Stay the Night perfectly illustrates the degree to which a strong band can assist a young singer. Bassist and arranger Dave Landoni proves to be a genuine find. Using the bass as the cornerstone of the arrangements (a role usually occupied by the piano), Mr. Landoni has fashioned a series of fresh, minimal settings that bring out interesting new colors in these otherwise familiar tunes. Most of the tracks feature Ms. McKinley and Mr. Landoni accompanied by only one or two musicians most notably trumpeter Herb Pomeroy or guitarist Bela Sarkozy. Mr. Pomeroy, something of a Boston legend, plays on three tunes with impressive clarity and grace. Mr. Sarkozy displays a gentle lyricism on the ballads and a deft sense of swing on the rhythm tunes. To her credit, Ms. McKinley handles the openess of these arragements with real maturity. She never sounds tentative or unsure nor does she push too hard.
Ms. McKinley does not scat, and her melodic embellishments tend to be subtle. She has a direct and forthright approach to lyrics somewhat reminiscent of Nancy Wilson. The history of jazz singing tells us that lyric interpretation is an art often only acquired with age. On a few tunes, Ms. McKinley’s inexperience manifests itself as artifice. The most egregious example being a “Gee, Baby Ain’t I Good to You?” during which her increasingly exaggerated phrasing and spoken ending approach parody. “Cry Me a River” starts strongly but then crosses the line into melodrama. Fortunately, Ms. McKinley relaxes a bit on four beautifully sung ballads, “You Don’t Know What Love Is,” “Not While I’m Around,” “But Beautiful” and an especially lovely “Angel Eyes.” She details the lyrics with an impressive intelligence and an ear for nuance. If she doesn’t quite reach that deeper level of expression that marks truly great ballad singing, well, that may come with time.
The remainder of the disc constitues a mix of good performances and missed opportunites.

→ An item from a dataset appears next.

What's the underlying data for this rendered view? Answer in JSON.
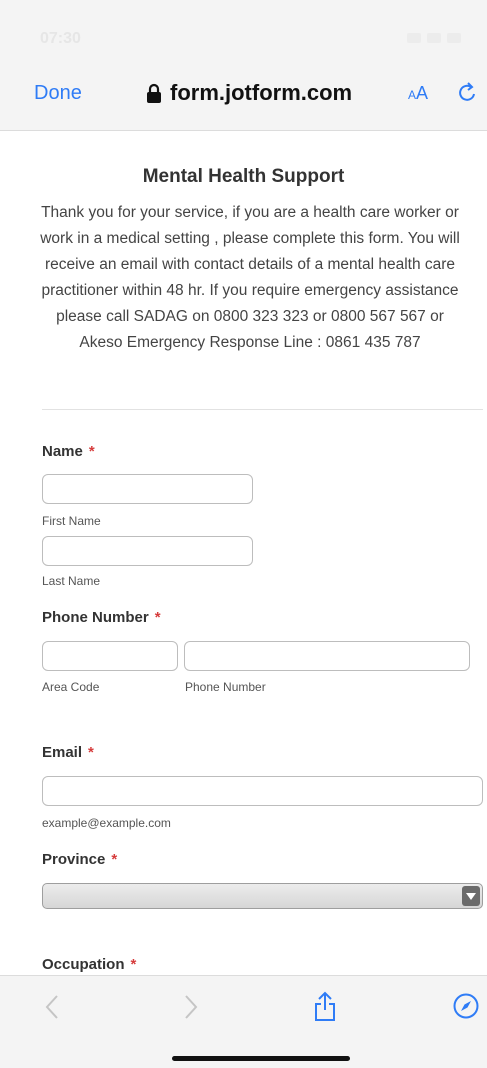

While it contains some of the lyrical excesses discussed above, “Save Your Love for Me” works as a showcase for Ms. McKinley’s distinctive voice. “Let’s Fall in Love,” which has Ms. McKinley singing the opening chorus with only percussionist Harvey Brower for support, is one of the album’s highlights. However, “Fever” remains trapped within the parameters set by the classic Peggy Lee record. This is the type of number that probably works great in a club but doesn’t need to be recorded. “Let Me Off Uptown” could have been a chance to stretch out and try something a little more creative, but Ms. McKinley settles for a bland, straightforward performance of the Anita O’Day/Roy Eldridge Swing Era hit.
Overall, a solid entry from a singer with the talent and the time to make better records.

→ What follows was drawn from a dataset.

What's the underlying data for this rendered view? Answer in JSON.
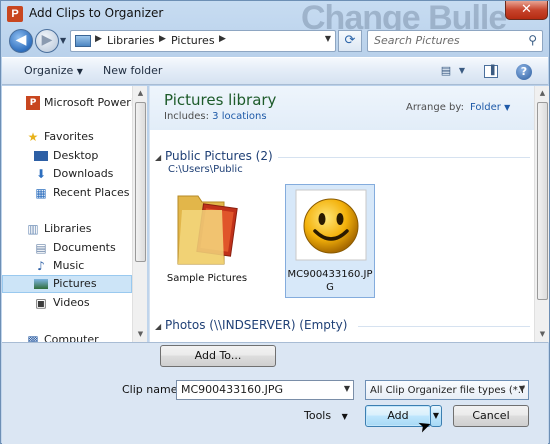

Track Listing: Easy Street, Save Your Love For Me, Cry Me a River, Fever, You Don
Personnel: Cassandre McKinley: vocals; Dave Landoni: bass; Herb Pomeroy: trumpet; Bela Sarkozy: guitar; Ben Cook: piano; Mary Richards: drums; and Harvey Brower: percussion.
I love jazz because anything is possible; it has few rules and the best jazz breaks those ones. I prefer free improv because it doesn't really have any rules at all.
I was first exposed to jazz in my teens (in the late sixties).
The first jazz record I bought was Filles de Kilimanjaro by Miles Davis, shortly followed by Extrapolation by John McLaughlin.
My advice to new listeners is to listen as widely as possible and not to make snap judgments--stick with it.